“That’s the first part of what the public is going to see on this,” said Busch on the coming upgrades. “We are getting much closer to real-time data.”
Through a number of projects that will cost SEPTA about $11 million, SEPTA is bringing more accurate location data to all of its services.
“If you’re out there waiting for a bus or if you’re experiencing delays while you’re waiting for a Regional Rail train…. This gives you much better ability to plan your route,” said Busch.
The mass transit company has already spent more than $5 million so far, Busch said, to outfit SEPTA’s more than 1,400 busses, 380 regional rail trains and trolleys with new modems that use a cellular system – similar to a cell phone – to relay up-to-date location info that will be available to riders online and through the SEPTA app in its TrainView and TransitView features. (The Inquirer reported last week that the mass transit company has so far spent $5.6 million on real-time data tech.)

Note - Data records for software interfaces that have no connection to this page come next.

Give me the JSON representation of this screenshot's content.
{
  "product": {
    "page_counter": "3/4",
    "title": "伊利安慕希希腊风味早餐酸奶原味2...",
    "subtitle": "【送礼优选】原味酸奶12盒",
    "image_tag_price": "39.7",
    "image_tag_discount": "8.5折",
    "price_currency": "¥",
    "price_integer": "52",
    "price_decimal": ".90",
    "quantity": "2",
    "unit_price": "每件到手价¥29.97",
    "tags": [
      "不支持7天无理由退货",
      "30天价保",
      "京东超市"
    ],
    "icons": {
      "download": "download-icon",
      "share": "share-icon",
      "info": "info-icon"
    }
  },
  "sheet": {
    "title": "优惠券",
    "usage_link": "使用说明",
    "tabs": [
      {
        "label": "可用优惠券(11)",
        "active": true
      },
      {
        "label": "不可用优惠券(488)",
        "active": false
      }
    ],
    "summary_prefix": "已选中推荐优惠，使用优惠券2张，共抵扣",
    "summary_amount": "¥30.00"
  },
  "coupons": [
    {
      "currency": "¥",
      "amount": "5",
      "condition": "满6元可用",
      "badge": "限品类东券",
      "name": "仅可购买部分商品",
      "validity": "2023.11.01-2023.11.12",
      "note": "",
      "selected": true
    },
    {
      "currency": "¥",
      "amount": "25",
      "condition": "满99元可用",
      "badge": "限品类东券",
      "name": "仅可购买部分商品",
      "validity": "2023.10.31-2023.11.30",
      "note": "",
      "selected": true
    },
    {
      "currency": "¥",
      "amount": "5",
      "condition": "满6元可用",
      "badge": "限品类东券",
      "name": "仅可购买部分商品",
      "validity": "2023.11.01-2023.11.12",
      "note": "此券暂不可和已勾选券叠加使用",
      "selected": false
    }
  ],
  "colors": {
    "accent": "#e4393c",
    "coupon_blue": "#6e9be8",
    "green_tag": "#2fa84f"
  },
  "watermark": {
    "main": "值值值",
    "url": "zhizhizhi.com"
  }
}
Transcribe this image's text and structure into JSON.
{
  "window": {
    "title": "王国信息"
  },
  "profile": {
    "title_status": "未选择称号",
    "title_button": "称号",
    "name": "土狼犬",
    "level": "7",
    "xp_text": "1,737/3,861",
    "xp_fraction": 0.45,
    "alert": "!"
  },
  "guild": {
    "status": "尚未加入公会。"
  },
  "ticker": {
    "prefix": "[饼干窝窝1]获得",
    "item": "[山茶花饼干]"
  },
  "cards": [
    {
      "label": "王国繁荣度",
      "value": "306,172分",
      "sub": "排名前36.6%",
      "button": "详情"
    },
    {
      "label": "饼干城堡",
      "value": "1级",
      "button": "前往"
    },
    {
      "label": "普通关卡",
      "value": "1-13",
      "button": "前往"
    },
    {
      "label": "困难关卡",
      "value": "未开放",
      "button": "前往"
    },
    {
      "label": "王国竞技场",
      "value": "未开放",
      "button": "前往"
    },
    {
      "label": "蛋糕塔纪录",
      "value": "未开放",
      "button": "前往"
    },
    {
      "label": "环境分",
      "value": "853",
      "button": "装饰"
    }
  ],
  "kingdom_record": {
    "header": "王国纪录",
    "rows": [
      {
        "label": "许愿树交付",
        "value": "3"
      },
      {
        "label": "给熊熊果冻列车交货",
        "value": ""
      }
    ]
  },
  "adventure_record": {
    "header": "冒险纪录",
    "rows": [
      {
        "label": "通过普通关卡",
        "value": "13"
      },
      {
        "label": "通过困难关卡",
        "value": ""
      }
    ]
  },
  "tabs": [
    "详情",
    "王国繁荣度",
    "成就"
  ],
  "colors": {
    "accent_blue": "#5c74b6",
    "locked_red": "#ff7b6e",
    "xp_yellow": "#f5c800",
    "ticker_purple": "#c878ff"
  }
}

According to Busch, these modems will update about every thirty seconds to provide location data. Currently, because of older equipment, he said that it takes several minutes for location data to be updated on the app.

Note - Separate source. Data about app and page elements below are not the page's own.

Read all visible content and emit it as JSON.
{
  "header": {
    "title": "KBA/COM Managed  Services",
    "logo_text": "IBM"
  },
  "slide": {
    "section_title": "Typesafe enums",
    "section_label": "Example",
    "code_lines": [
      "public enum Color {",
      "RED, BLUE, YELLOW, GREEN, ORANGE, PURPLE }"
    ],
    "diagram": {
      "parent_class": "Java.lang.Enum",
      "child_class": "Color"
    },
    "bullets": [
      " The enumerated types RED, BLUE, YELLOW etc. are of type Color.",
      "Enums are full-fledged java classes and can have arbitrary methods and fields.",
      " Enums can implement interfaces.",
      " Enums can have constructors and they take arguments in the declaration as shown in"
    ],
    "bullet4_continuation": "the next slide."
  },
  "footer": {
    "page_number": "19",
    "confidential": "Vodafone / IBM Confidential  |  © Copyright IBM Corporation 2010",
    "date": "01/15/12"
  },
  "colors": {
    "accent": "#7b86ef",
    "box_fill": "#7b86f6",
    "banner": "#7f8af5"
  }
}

“It’s a big step and we certainly know this is what riders expect,” said Busch.
Unfortunately, Busch said, the rest of the project to bring real-time data to the Market Street Line and Broad Street Line trains will not be done until sometime next year. He said that, because these trains run through underground tunnels, data collection from the modems that are being installed elsewhere wouldn’t be reliable.
Instead, they are working on a system that will put countdown clocks in stations along the subway lines to give riders a better idea of wait times for their next train.
“It’s going to take us longer to get to that,” he said.
Also, Busch noted that data generated by these newly installed modems in regional rail trains, busses and trolleys will be open source and available to developers to use in their applications.
“Open data is something we’ve done in the past and this new data should see a lot of activity,” said Busch. “It should be very popular… We have a good relationship with the tech community.”